Work task:
Search the records below for the word "restriction". Pull out each line that has it.

======== Provided records ========

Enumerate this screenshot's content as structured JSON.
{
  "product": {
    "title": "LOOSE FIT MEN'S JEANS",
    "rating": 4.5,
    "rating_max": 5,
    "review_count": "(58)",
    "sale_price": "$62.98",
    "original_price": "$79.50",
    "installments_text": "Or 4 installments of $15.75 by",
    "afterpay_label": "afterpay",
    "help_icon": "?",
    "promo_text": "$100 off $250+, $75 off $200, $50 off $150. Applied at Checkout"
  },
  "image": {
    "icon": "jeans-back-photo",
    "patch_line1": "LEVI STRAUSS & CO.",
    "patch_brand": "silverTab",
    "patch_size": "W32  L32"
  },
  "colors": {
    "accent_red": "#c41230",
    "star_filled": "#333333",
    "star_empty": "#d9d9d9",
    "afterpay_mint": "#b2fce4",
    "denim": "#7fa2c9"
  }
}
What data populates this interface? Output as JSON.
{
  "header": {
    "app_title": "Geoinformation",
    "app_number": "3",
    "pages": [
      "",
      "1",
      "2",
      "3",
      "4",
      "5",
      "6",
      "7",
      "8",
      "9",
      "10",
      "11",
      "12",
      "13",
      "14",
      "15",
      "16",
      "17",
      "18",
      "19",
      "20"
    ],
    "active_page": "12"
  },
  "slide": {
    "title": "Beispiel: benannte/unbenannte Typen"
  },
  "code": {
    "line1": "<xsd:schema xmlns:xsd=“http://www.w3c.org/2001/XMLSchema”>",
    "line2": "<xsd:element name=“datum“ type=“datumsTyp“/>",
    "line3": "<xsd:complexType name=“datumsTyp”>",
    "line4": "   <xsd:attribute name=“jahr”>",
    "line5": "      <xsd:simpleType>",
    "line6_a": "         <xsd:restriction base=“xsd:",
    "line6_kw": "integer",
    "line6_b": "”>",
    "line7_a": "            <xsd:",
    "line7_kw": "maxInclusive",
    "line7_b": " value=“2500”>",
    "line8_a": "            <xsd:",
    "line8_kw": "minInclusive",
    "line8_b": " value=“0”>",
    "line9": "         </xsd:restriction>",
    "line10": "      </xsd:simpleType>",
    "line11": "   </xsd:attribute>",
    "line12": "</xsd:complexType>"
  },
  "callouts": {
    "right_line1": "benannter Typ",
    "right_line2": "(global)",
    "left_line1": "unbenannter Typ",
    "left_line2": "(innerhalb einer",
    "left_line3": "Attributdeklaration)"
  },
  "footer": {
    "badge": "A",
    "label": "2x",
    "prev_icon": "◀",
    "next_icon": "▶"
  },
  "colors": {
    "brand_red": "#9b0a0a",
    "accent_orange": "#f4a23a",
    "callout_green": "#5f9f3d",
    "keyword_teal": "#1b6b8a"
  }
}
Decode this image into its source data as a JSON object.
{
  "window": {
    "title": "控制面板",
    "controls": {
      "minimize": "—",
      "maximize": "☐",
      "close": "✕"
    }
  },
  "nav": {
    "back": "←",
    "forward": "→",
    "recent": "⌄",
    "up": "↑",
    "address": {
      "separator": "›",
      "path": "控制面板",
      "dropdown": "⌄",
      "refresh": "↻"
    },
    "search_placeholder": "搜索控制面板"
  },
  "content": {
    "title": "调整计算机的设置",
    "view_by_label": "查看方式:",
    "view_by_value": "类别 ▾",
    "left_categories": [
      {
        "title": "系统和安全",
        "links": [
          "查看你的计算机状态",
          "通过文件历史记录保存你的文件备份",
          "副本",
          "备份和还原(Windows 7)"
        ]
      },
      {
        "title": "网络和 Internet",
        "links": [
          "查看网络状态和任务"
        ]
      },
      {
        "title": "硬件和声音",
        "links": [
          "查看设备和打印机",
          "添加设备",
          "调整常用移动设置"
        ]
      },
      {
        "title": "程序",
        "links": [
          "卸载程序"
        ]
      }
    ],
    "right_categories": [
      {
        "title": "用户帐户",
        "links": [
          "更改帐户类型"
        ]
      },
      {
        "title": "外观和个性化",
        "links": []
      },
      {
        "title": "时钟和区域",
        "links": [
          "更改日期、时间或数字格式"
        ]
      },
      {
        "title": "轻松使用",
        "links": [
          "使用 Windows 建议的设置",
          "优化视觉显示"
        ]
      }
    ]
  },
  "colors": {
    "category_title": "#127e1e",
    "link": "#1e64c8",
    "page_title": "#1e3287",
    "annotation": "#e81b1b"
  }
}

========

Task solution:
    "line6_a": "         <xsd:restriction base=“xsd:",
    "line9": "         </xsd:restriction>",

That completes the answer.